  • Clean well – Wash dishes and utensils thoroughly with hot, soapy water or in a dishwasher to kill any lingering bacteria.
  • Be mindful of illness – If someone in the house is sick, use disposable items or ensure their utensils are washed separately.

By keeping these tips in mind, you’re not just avoiding harmful dental habits and potential dental problems; you’re investing in the long-term health of your family’s smiles.
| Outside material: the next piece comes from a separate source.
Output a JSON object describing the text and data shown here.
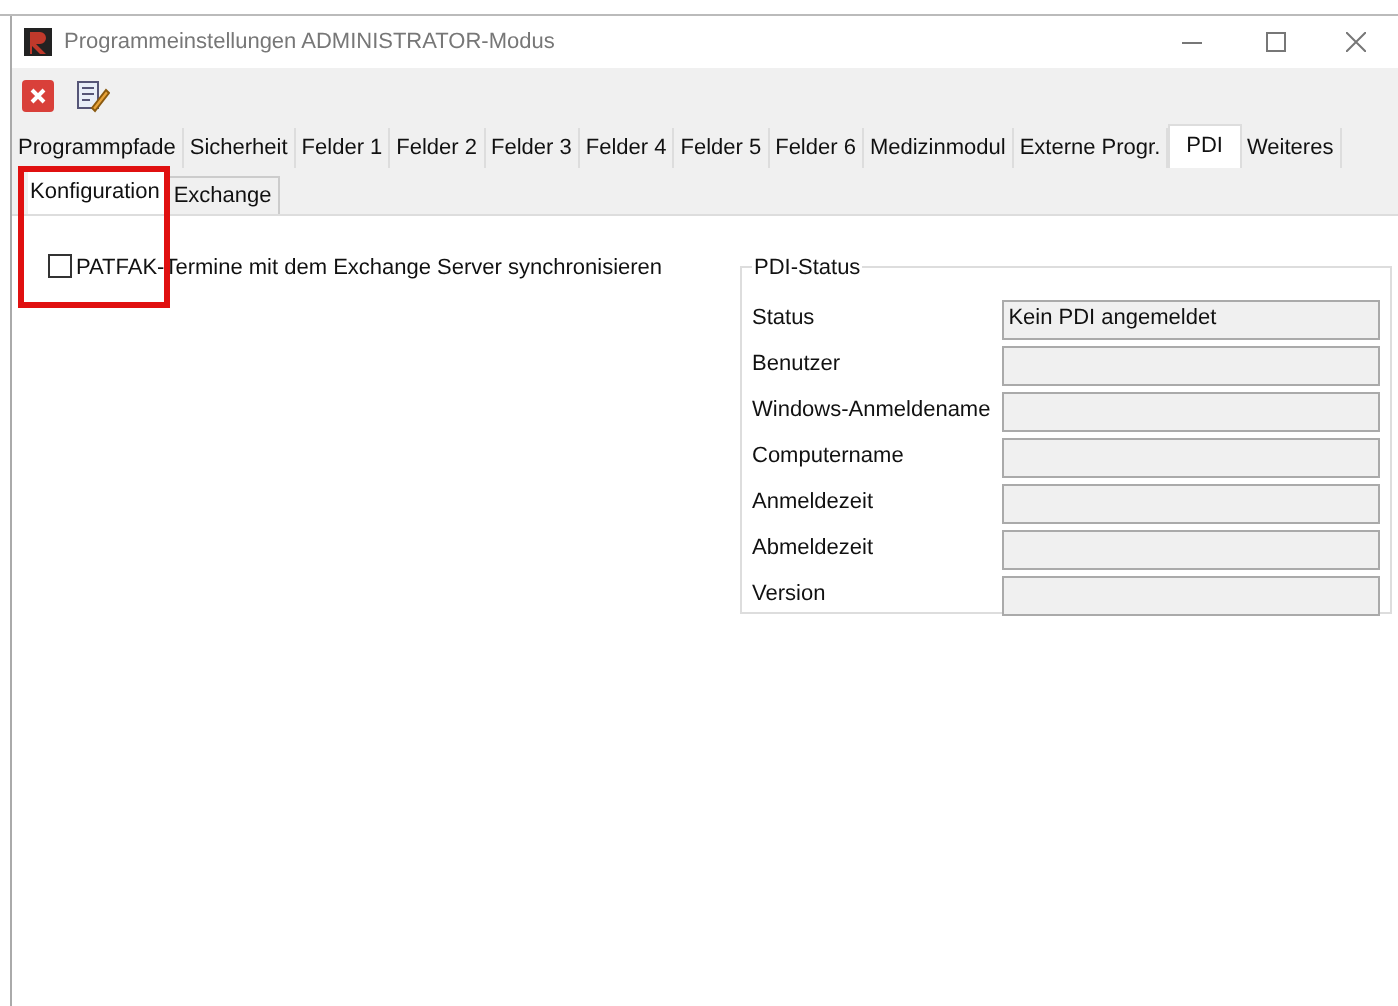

Let’s make these changes together and keep those pearly whites happy and healthy!


“6 Habits That Harm Your Teeth (And How to Break Them),” American Dental Association, https://www.mouthhealthy.org/bad-habits-for-dental-health
“A dental expert weighs in on why you should never use a toothpick to clean your teeth,” Business Insider, https://www.businessinsider.com/guides/health/dental/are-toothpicks-bad-for-teeth-gums
“Is Brushing Teeth After Eating Good For You?” Colgate, https://www.colgate.com/en-ph/oral-health/brushing-and-flossing/is-brushing-teeth-after-eating-good-for-you“How Often Should You Change Your Toothbrush?” Colgate, https://www.colgate.com/en-in/oral-health/brushing-and-flossing/how-often-should-you-change-your-toothbrush-0114